Purpose: To summarize the evidence and determine the most effective impression technique for implant-supported prostheses in terms of accuracy, time efficiency, and patient preference in partially and completely edentulous arches.
Keywords: accuracy, conventional implant impression, digital implant impression, evidence-based dentistry, implant, overlap, patient preference, tertiary research, systematic review, R-AMSTAR
Materials and Methods: The searches were performed independently up to April 30, 2021 by two review authors through the Cochrane Oral Health Review, MEDLINE/PubMed, LILACS, and Science Direct databases. Moreover, manual and gray literature searches were performed to identify further potential reviews. Only English language–based systematic reviews with and without meta-analyses evaluating the different dental implant impression techniques were included. The outcomes assessed were accuracy, time efficiency, and patient preference. The methodologic quality of the included reviews was investigated by using the R-AMSTAR tool, and the degree of overlap of primary studies was assessed by calculating the percentage of corrected covered area (CCA) as proposed by Pieper et al.64
Results: The qualitative analysis included a total of 28 reviews, 8 of which included meta-analyses, published between 2008 and 2021, involving a total of 42 clinical trials and 203 laboratory studies. Digital vs conventional implant impression techniques were compared in 17 reviews, different digital impressions in 3 reviews, and different conventional impression techniques in the remaining reviews. Overall, the methodologic quality assessed by using the R-AMSTAR tool was moderate (mean: 26.7 ± 5.5) with slight overlap of primary studies (CCA; 5.23%).

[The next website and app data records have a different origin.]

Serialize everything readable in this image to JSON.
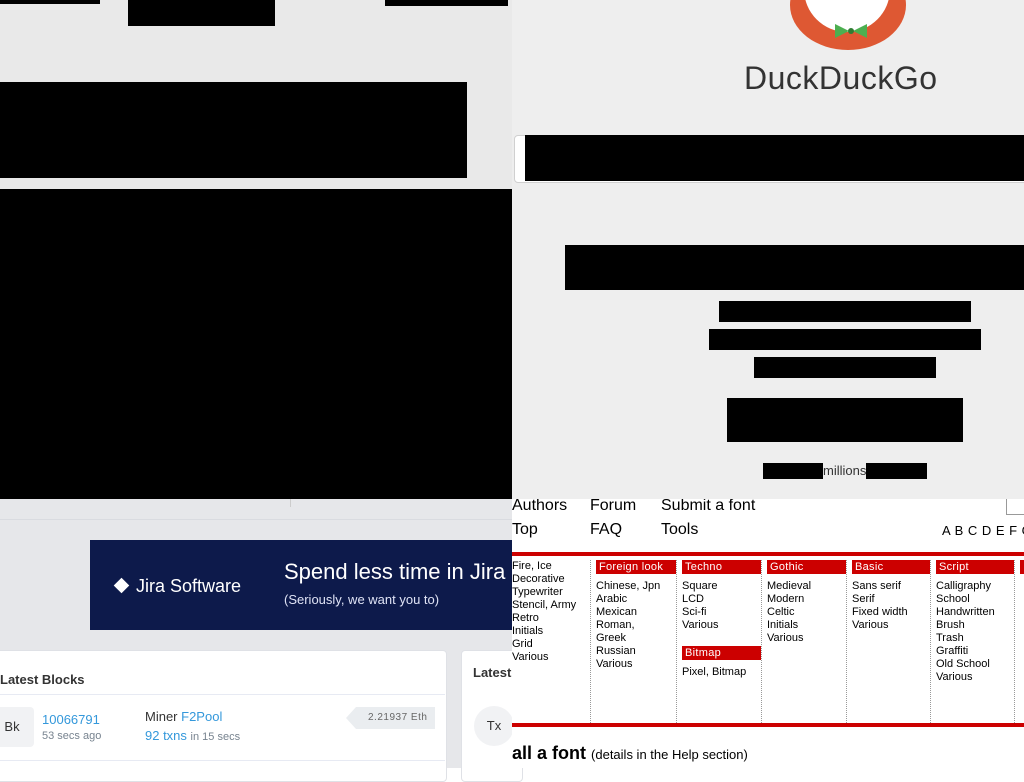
{
  "ddg": {
    "brand": "DuckDuckGo",
    "stats_word": "millions"
  },
  "explorer": {
    "banner": {
      "logo_text": "Jira Software",
      "headline": "Spend less time in Jira",
      "subline": "(Seriously, we want you to)"
    },
    "latest_blocks_title": "Latest Blocks",
    "latest_tx_title": "Latest",
    "block": {
      "badge": "Bk",
      "number": "10066791",
      "age": "53 secs ago",
      "miner_prefix": "Miner",
      "miner_name": "F2Pool",
      "txns": "92 txns",
      "txns_time": "in 15 secs",
      "reward": "2.21937 Eth"
    },
    "tx_badge": "Tx"
  },
  "fontsite": {
    "nav": {
      "authors": "Authors",
      "forum": "Forum",
      "submit": "Submit a font",
      "top": "Top",
      "faq": "FAQ",
      "tools": "Tools"
    },
    "alphabet": "A B C D E F G",
    "col_themes": [
      "Fire, Ice",
      "Decorative",
      "Typewriter",
      "Stencil, Army",
      "Retro",
      "Initials",
      "Grid",
      "Various"
    ],
    "foreign": {
      "header": "Foreign look",
      "items": [
        "Chinese, Jpn",
        "Arabic",
        "Mexican",
        "Roman,",
        "Greek",
        "Russian",
        "Various"
      ]
    },
    "techno": {
      "header": "Techno",
      "items": [
        "Square",
        "LCD",
        "Sci-fi",
        "Various"
      ]
    },
    "bitmap": {
      "header": "Bitmap",
      "items": [
        "Pixel, Bitmap"
      ]
    },
    "gothic": {
      "header": "Gothic",
      "items": [
        "Medieval",
        "Modern",
        "Celtic",
        "Initials",
        "Various"
      ]
    },
    "basic": {
      "header": "Basic",
      "items": [
        "Sans serif",
        "Serif",
        "Fixed width",
        "Various"
      ]
    },
    "script": {
      "header": "Script",
      "items": [
        "Calligraphy",
        "School",
        "Handwritten",
        "Brush",
        "Trash",
        "Graffiti",
        "Old School",
        "Various"
      ]
    },
    "all_fonts": {
      "title": "all a font",
      "details_pre": "(details in the ",
      "details_link": "Help",
      "details_post": " section)"
    }
  }
}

Conclusion: Within an overall moderate methodologic quality, the digital implant impressions showed favorable outcomes in terms of accuracy, time efficiency, and patient preference in partially edentulous arches involving three or fewer implants. However, the accuracy of full-arch digital impressions involving multiple implants is not satisfactory and needs significant improvements. Hence, future studies following stringent guidelines and robust methodology are recommended to substantiate the findings of this overview and provide a high level of evidence.